White tea vs Green Tea
“If you are cold, tea will warm you; If you are depressed, it will cheer you; If you are excited, it will calm you.” – William Ewart Gladstone
This explains, in a nutshell, the relevance of tea as a beverage in our everyday life. But when we talk about tea it is important to specify the type we are referring to. It can be classified into 5 types depending on the type of tea leaves picked, the level of its oxidation and the way it is processed. These types are Black, Green, Oolong White and Pu-erh. Learn more about oolong vs green tea here.
Of all these types of tea, green tea and white tea have recently become extremely popular due to their numerous health benefits. In this article, we will be taking a close look at these two types of tea.
What is Green Tea?
Green tea is a type of unoxidized tea that originated in China. The leaves for making green tea are heated right after being plucked so that the enzymes responsible for carrying out the process of oxidization gets destroyed. This process helps to preserve the high level of antioxidants, vitamins and minerals that make it a healthy beverage. Green tea is characterized by a pale greenish-yellow color and light and grassy taste. Learn more about the pros and cons of green tea here.
What is White Tea?
This variant of tea is the least processed one among all the types. It is made with the closed buds and young leaves that are covered with silver fuzz only. The withered and dried ones are not used to make this variety of tea. The caffeine content of white tea is lower than that of green tea. It also contains quite a high level of antioxidants.
How to Brew the Perfect Cup of Tea
There is hardly anything else in the world that gives as much pleasure as sipping on a perfectly brewed cup of tea. This experience gets better as this refreshing cup adds to your wellness while helping you unwind after a long day at work. So here is the tried and tested way of making green tea and white tea to let you enjoy a flawless warm cup.
Green Tea – To make a nice cup of green tea start with getting your measurements right. Use 2 grams of green tea leaves for 6 ounces of water. Make sure that the water you are using does not have any added flavor or taste. This tends to ruin the original flavor of the tea. Use cold water which has not been boiled previously.
The temperature of the water plays an important role in extracting the flavors from the leaves. It should be just short of boiling to bring out the right balance of the amino acids (adds the flavor and sweetness) and the tannins (adds the bitterness and astringency). But this varies depending on the type of tea you’re drinking. Whether it is a high quality senchca, or an expensive gyokuro, or a ground green tea for example changes the brewing temp and time.
The steeping time (soaking time) is also important while making your cup of tea. As a thumb rule, you can soak it from 1 minute to 3 minutes. The soaking time depends on the size of the leaves and your preference for the strength of the decoction. Smaller leaves tend to infuse more quickly than the larger ones.

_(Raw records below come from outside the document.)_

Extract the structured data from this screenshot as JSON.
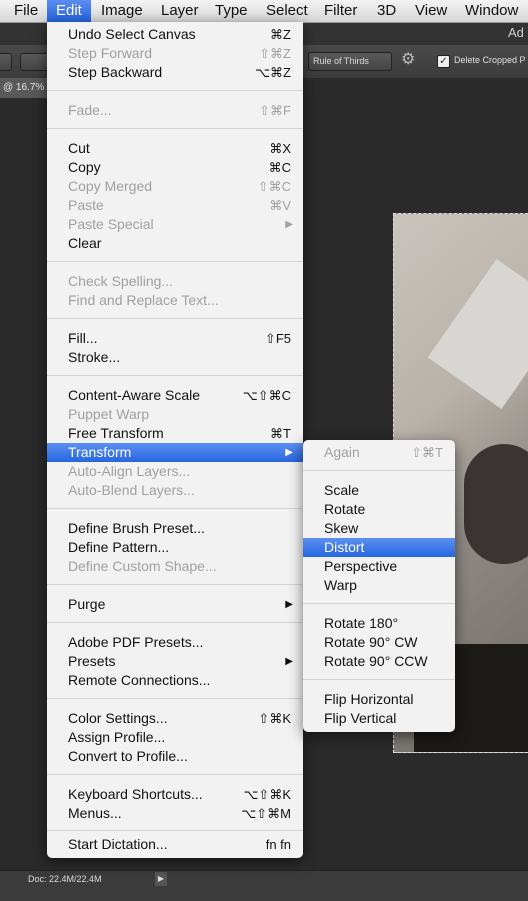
{
  "menubar": [
    "File",
    "Edit",
    "Image",
    "Layer",
    "Type",
    "Select",
    "Filter",
    "3D",
    "View",
    "Window"
  ],
  "app_title": "Ad",
  "options_bar": {
    "overlay_select": "Rule of Thirds",
    "delete_cropped_label": "Delete Cropped P"
  },
  "document_tab": "@ 16.7% (",
  "status": {
    "doc_size": "Doc: 22.4M/22.4M"
  },
  "edit_menu": {
    "undo": "Undo Select Canvas",
    "undo_sc": "⌘Z",
    "step_forward": "Step Forward",
    "step_forward_sc": "⇧⌘Z",
    "step_backward": "Step Backward",
    "step_backward_sc": "⌥⌘Z",
    "fade": "Fade...",
    "fade_sc": "⇧⌘F",
    "cut": "Cut",
    "cut_sc": "⌘X",
    "copy": "Copy",
    "copy_sc": "⌘C",
    "copy_merged": "Copy Merged",
    "copy_merged_sc": "⇧⌘C",
    "paste": "Paste",
    "paste_sc": "⌘V",
    "paste_special": "Paste Special",
    "clear": "Clear",
    "check_spelling": "Check Spelling...",
    "find_replace": "Find and Replace Text...",
    "fill": "Fill...",
    "fill_sc": "⇧F5",
    "stroke": "Stroke...",
    "content_aware": "Content-Aware Scale",
    "content_aware_sc": "⌥⇧⌘C",
    "puppet_warp": "Puppet Warp",
    "free_transform": "Free Transform",
    "free_transform_sc": "⌘T",
    "transform": "Transform",
    "auto_align": "Auto-Align Layers...",
    "auto_blend": "Auto-Blend Layers...",
    "define_brush": "Define Brush Preset...",
    "define_pattern": "Define Pattern...",
    "define_shape": "Define Custom Shape...",
    "purge": "Purge",
    "pdf_presets": "Adobe PDF Presets...",
    "presets": "Presets",
    "remote": "Remote Connections...",
    "color_settings": "Color Settings...",
    "color_settings_sc": "⇧⌘K",
    "assign_profile": "Assign Profile...",
    "convert_profile": "Convert to Profile...",
    "keyboard_shortcuts": "Keyboard Shortcuts...",
    "keyboard_shortcuts_sc": "⌥⇧⌘K",
    "menus": "Menus...",
    "menus_sc": "⌥⇧⌘M",
    "dictation": "Start Dictation...",
    "dictation_sc": "fn fn"
  },
  "transform_menu": {
    "again": "Again",
    "again_sc": "⇧⌘T",
    "scale": "Scale",
    "rotate": "Rotate",
    "skew": "Skew",
    "distort": "Distort",
    "perspective": "Perspective",
    "warp": "Warp",
    "rotate180": "Rotate 180°",
    "rotate90cw": "Rotate 90° CW",
    "rotate90ccw": "Rotate 90° CCW",
    "flip_h": "Flip Horizontal",
    "flip_v": "Flip Vertical"
  }
}
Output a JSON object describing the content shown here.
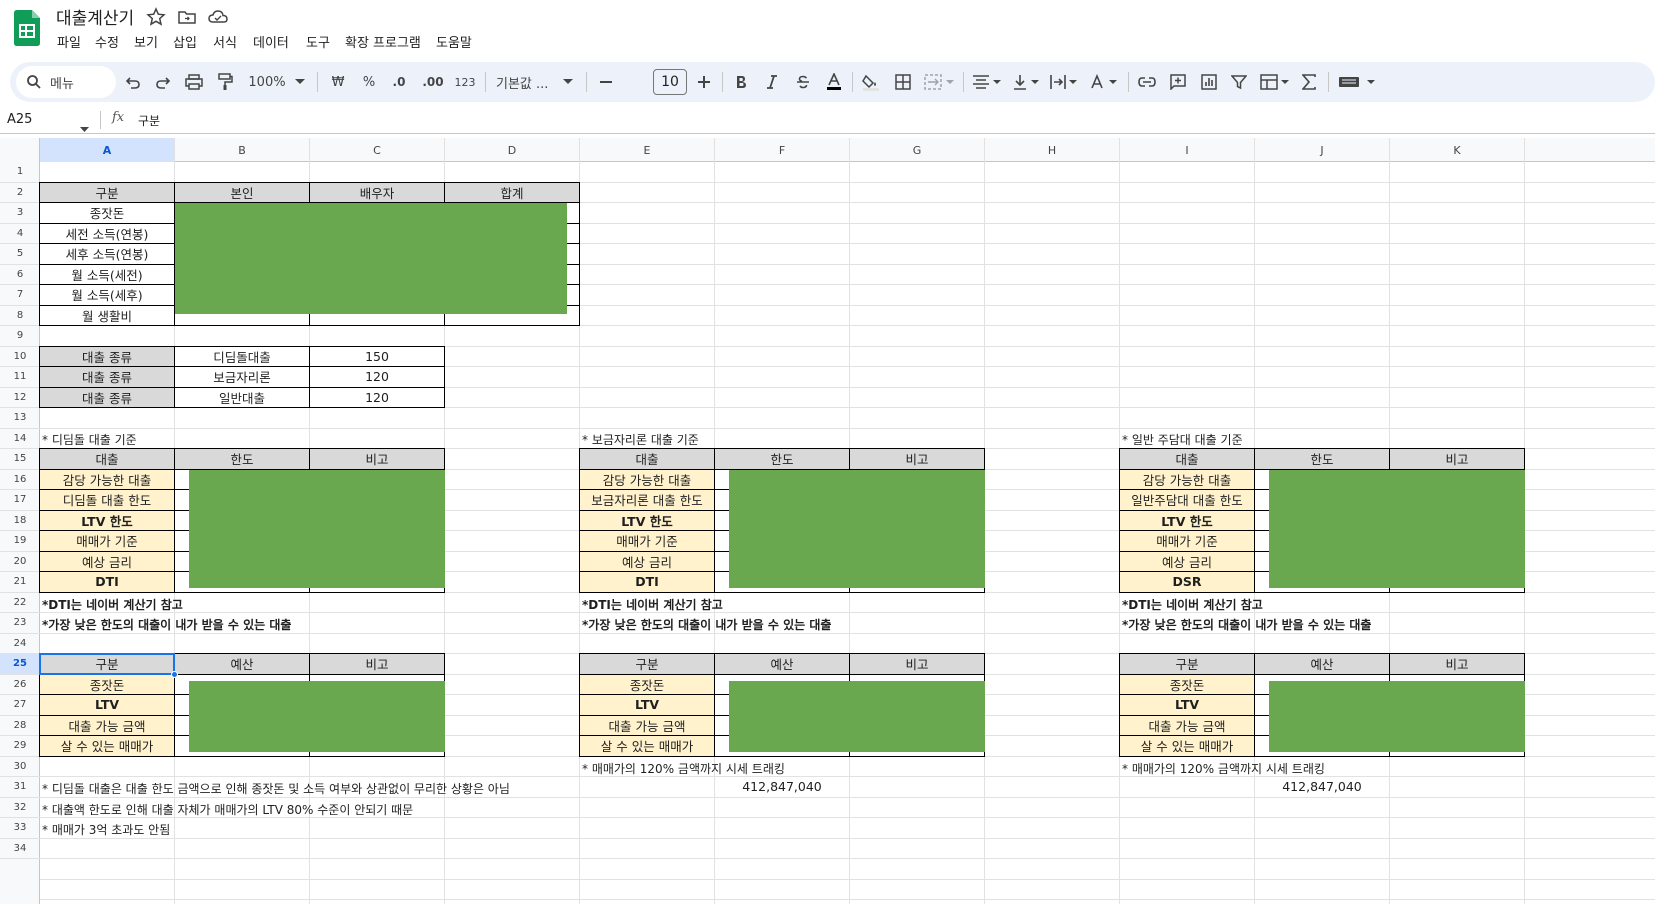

White Tea – Brewing the perfect cup of white tea could be quite a challenging task as you cannot access it by its color. To make this variant, 2 teaspoons in 6 ounces of water if the tea contains buds only. For light and fluffy leaves of this tea, you will be requiring 2 tablespoons in the same amount of water. Just like any other type of tea that has a delicate flavor, the water you use should be around 170°F which is a temperature just below the boiling point.
Unlike green tea, white tea requires a higher steeping time. It could usually take up to 5 minutes to release the perfect flavor. But in some cases, the soaking time could extend to about 10 minutes.
Health Benefits of Green Tea and White Tea
- It helps improve brain function that can provide you with more stable energy and make you more productive as compared to caffeine.
- Green tea helps to increase fat burning and increases the rate of metabolism in your body.
- It contains high levels of antioxidants that have been seen to lower the risk of certain types of cancers like breast and prostate cancer.
- Green tea contains catechins that help to prevent bad breath.
- White tea can help reduce the risk of heart diseases.
- It is a good source of fluoride that helps to fight bacteria and protects your teeth from damage.
- This tea also helps to lower the risk of insulin resistance due to the presence of polyphenols in it.
- White tea contains compounds that can help protect you from osteoporosis.